Nothing but the text of the records belongs in your answer: repeat all of it exactly and leave out the images.
Segment Start: Data excerpts
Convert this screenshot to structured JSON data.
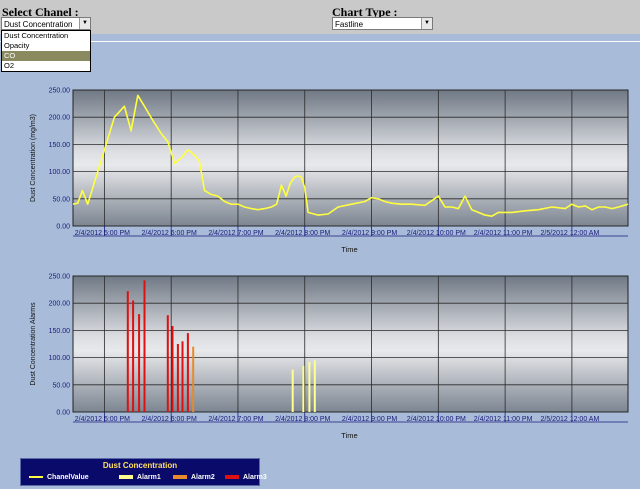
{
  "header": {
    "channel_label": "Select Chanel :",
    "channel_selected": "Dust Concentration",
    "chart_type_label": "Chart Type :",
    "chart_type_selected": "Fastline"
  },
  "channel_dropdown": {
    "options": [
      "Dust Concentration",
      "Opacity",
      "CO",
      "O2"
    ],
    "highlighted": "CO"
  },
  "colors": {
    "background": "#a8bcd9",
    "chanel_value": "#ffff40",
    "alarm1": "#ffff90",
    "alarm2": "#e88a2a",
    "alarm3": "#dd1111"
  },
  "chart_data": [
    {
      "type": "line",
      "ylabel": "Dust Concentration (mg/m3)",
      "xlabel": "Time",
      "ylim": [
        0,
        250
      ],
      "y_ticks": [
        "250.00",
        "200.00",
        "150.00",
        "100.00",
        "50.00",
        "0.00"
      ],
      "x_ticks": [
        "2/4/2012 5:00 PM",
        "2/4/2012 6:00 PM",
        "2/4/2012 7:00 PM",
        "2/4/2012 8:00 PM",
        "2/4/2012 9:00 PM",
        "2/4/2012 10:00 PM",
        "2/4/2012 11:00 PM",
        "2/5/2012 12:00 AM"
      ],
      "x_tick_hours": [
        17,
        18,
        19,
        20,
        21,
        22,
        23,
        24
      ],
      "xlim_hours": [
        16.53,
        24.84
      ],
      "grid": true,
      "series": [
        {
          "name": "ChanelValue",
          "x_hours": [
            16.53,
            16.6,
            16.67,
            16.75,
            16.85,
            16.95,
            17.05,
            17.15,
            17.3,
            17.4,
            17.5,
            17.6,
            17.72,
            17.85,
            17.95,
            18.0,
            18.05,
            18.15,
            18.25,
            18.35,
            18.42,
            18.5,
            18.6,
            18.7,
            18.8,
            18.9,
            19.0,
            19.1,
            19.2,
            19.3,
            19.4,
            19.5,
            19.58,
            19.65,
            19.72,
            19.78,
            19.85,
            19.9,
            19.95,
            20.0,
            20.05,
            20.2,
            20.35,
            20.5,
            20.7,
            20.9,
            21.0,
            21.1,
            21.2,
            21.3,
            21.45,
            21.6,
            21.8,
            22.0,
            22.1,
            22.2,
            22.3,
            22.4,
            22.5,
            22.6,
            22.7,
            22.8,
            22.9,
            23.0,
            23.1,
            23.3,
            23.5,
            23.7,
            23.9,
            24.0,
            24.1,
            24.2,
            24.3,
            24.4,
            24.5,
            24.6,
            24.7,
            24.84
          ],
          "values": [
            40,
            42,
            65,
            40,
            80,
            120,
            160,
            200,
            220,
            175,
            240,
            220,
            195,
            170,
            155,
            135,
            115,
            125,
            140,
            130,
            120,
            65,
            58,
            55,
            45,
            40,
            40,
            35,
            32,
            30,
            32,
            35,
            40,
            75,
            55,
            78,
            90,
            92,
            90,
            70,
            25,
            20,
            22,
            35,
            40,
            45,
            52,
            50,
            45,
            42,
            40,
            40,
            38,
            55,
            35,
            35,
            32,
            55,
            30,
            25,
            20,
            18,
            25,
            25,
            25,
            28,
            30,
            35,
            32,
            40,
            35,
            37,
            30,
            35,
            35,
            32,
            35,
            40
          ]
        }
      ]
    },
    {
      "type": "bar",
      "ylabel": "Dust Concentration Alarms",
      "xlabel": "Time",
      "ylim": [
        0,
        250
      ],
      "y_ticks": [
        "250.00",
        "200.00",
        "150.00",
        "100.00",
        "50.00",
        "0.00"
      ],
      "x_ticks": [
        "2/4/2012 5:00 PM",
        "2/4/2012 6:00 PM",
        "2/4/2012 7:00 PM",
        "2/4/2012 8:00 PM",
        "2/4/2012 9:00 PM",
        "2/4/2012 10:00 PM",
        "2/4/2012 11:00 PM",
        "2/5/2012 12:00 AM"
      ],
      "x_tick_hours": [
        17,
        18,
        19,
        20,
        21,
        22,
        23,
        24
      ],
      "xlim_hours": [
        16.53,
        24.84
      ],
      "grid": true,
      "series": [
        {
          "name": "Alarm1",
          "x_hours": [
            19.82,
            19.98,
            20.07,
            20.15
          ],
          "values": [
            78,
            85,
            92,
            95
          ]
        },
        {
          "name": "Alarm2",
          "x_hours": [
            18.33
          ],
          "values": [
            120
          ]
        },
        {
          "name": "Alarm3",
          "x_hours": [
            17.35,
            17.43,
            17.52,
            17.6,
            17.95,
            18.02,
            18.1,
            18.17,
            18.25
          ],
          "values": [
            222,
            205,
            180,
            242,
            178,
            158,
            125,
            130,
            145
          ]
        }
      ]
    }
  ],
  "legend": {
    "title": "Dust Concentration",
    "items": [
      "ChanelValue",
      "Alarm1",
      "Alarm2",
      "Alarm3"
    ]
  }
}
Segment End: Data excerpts
#### Written response
Convert this screenshot to structured JSON data.
{
  "header": {
    "channel_label": "Select Chanel :",
    "channel_selected": "Dust Concentration",
    "chart_type_label": "Chart Type :",
    "chart_type_selected": "Fastline"
  },
  "channel_dropdown": {
    "options": [
      "Dust Concentration",
      "Opacity",
      "CO",
      "O2"
    ],
    "highlighted": "CO"
  },
  "colors": {
    "background": "#a8bcd9",
    "chanel_value": "#ffff40",
    "alarm1": "#ffff90",
    "alarm2": "#e88a2a",
    "alarm3": "#dd1111"
  },
  "chart_data": [
    {
      "type": "line",
      "ylabel": "Dust Concentration (mg/m3)",
      "xlabel": "Time",
      "ylim": [
        0,
        250
      ],
      "y_ticks": [
        "250.00",
        "200.00",
        "150.00",
        "100.00",
        "50.00",
        "0.00"
      ],
      "x_ticks": [
        "2/4/2012 5:00 PM",
        "2/4/2012 6:00 PM",
        "2/4/2012 7:00 PM",
        "2/4/2012 8:00 PM",
        "2/4/2012 9:00 PM",
        "2/4/2012 10:00 PM",
        "2/4/2012 11:00 PM",
        "2/5/2012 12:00 AM"
      ],
      "x_tick_hours": [
        17,
        18,
        19,
        20,
        21,
        22,
        23,
        24
      ],
      "xlim_hours": [
        16.53,
        24.84
      ],
      "grid": true,
      "series": [
        {
          "name": "ChanelValue",
          "x_hours": [
            16.53,
            16.6,
            16.67,
            16.75,
            16.85,
            16.95,
            17.05,
            17.15,
            17.3,
            17.4,
            17.5,
            17.6,
            17.72,
            17.85,
            17.95,
            18.0,
            18.05,
            18.15,
            18.25,
            18.35,
            18.42,
            18.5,
            18.6,
            18.7,
            18.8,
            18.9,
            19.0,
            19.1,
            19.2,
            19.3,
            19.4,
            19.5,
            19.58,
            19.65,
            19.72,
            19.78,
            19.85,
            19.9,
            19.95,
            20.0,
            20.05,
            20.2,
            20.35,
            20.5,
            20.7,
            20.9,
            21.0,
            21.1,
            21.2,
            21.3,
            21.45,
            21.6,
            21.8,
            22.0,
            22.1,
            22.2,
            22.3,
            22.4,
            22.5,
            22.6,
            22.7,
            22.8,
            22.9,
            23.0,
            23.1,
            23.3,
            23.5,
            23.7,
            23.9,
            24.0,
            24.1,
            24.2,
            24.3,
            24.4,
            24.5,
            24.6,
            24.7,
            24.84
          ],
          "values": [
            40,
            42,
            65,
            40,
            80,
            120,
            160,
            200,
            220,
            175,
            240,
            220,
            195,
            170,
            155,
            135,
            115,
            125,
            140,
            130,
            120,
            65,
            58,
            55,
            45,
            40,
            40,
            35,
            32,
            30,
            32,
            35,
            40,
            75,
            55,
            78,
            90,
            92,
            90,
            70,
            25,
            20,
            22,
            35,
            40,
            45,
            52,
            50,
            45,
            42,
            40,
            40,
            38,
            55,
            35,
            35,
            32,
            55,
            30,
            25,
            20,
            18,
            25,
            25,
            25,
            28,
            30,
            35,
            32,
            40,
            35,
            37,
            30,
            35,
            35,
            32,
            35,
            40
          ]
        }
      ]
    },
    {
      "type": "bar",
      "ylabel": "Dust Concentration Alarms",
      "xlabel": "Time",
      "ylim": [
        0,
        250
      ],
      "y_ticks": [
        "250.00",
        "200.00",
        "150.00",
        "100.00",
        "50.00",
        "0.00"
      ],
      "x_ticks": [
        "2/4/2012 5:00 PM",
        "2/4/2012 6:00 PM",
        "2/4/2012 7:00 PM",
        "2/4/2012 8:00 PM",
        "2/4/2012 9:00 PM",
        "2/4/2012 10:00 PM",
        "2/4/2012 11:00 PM",
        "2/5/2012 12:00 AM"
      ],
      "x_tick_hours": [
        17,
        18,
        19,
        20,
        21,
        22,
        23,
        24
      ],
      "xlim_hours": [
        16.53,
        24.84
      ],
      "grid": true,
      "series": [
        {
          "name": "Alarm1",
          "x_hours": [
            19.82,
            19.98,
            20.07,
            20.15
          ],
          "values": [
            78,
            85,
            92,
            95
          ]
        },
        {
          "name": "Alarm2",
          "x_hours": [
            18.33
          ],
          "values": [
            120
          ]
        },
        {
          "name": "Alarm3",
          "x_hours": [
            17.35,
            17.43,
            17.52,
            17.6,
            17.95,
            18.02,
            18.1,
            18.17,
            18.25
          ],
          "values": [
            222,
            205,
            180,
            242,
            178,
            158,
            125,
            130,
            145
          ]
        }
      ]
    }
  ],
  "legend": {
    "title": "Dust Concentration",
    "items": [
      "ChanelValue",
      "Alarm1",
      "Alarm2",
      "Alarm3"
    ]
  }
}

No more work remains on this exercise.